* **TASK INSTRUCTIONS**
Omit the pictures found among the records and print everything else exactly as it stands.

* **RECORDS SHOWN**
►

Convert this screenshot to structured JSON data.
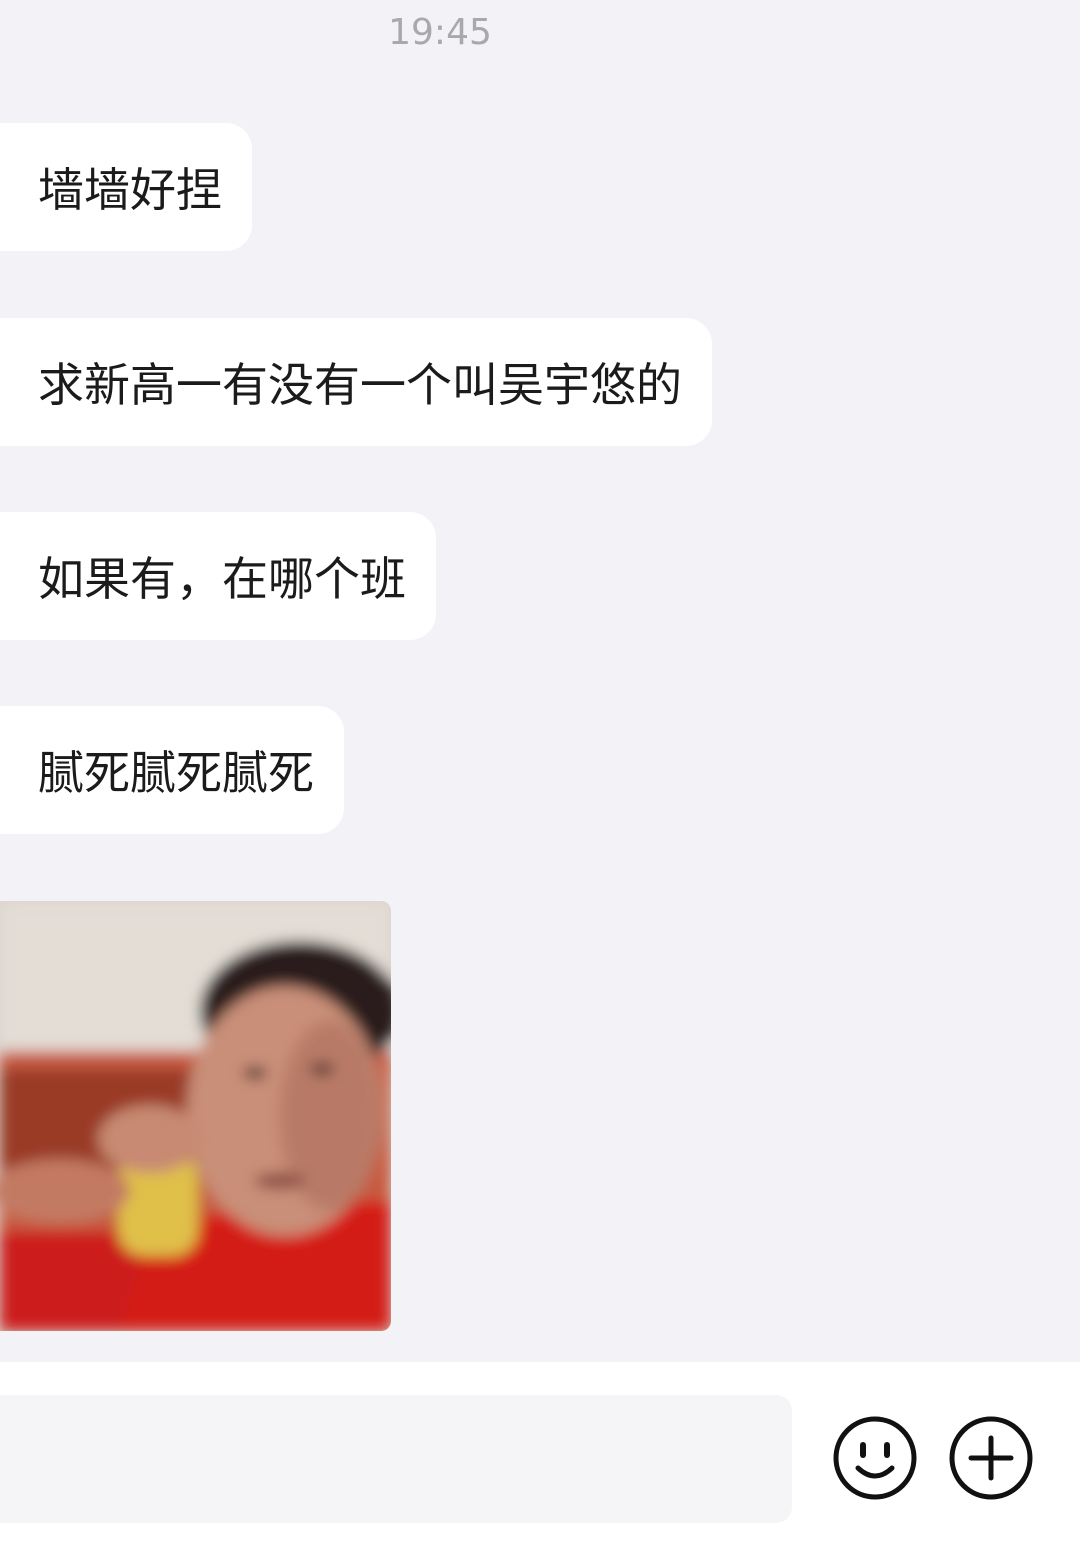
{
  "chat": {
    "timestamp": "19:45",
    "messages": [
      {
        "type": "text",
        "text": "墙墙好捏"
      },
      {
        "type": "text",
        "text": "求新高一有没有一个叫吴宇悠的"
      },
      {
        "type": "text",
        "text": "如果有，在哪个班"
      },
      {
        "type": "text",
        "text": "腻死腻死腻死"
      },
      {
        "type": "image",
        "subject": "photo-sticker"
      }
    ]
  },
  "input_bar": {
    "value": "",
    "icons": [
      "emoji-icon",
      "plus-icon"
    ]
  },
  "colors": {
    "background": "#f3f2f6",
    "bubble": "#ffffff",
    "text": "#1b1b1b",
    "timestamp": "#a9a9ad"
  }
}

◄

* **SOLUTION TO THIS TASK**
Convert this screenshot to structured JSON data.
{
  "chat": {
    "timestamp": "19:45",
    "messages": [
      {
        "type": "text",
        "text": "墙墙好捏"
      },
      {
        "type": "text",
        "text": "求新高一有没有一个叫吴宇悠的"
      },
      {
        "type": "text",
        "text": "如果有，在哪个班"
      },
      {
        "type": "text",
        "text": "腻死腻死腻死"
      },
      {
        "type": "image",
        "subject": "photo-sticker"
      }
    ]
  },
  "input_bar": {
    "value": "",
    "icons": [
      "emoji-icon",
      "plus-icon"
    ]
  },
  "colors": {
    "background": "#f3f2f6",
    "bubble": "#ffffff",
    "text": "#1b1b1b",
    "timestamp": "#a9a9ad"
  }
}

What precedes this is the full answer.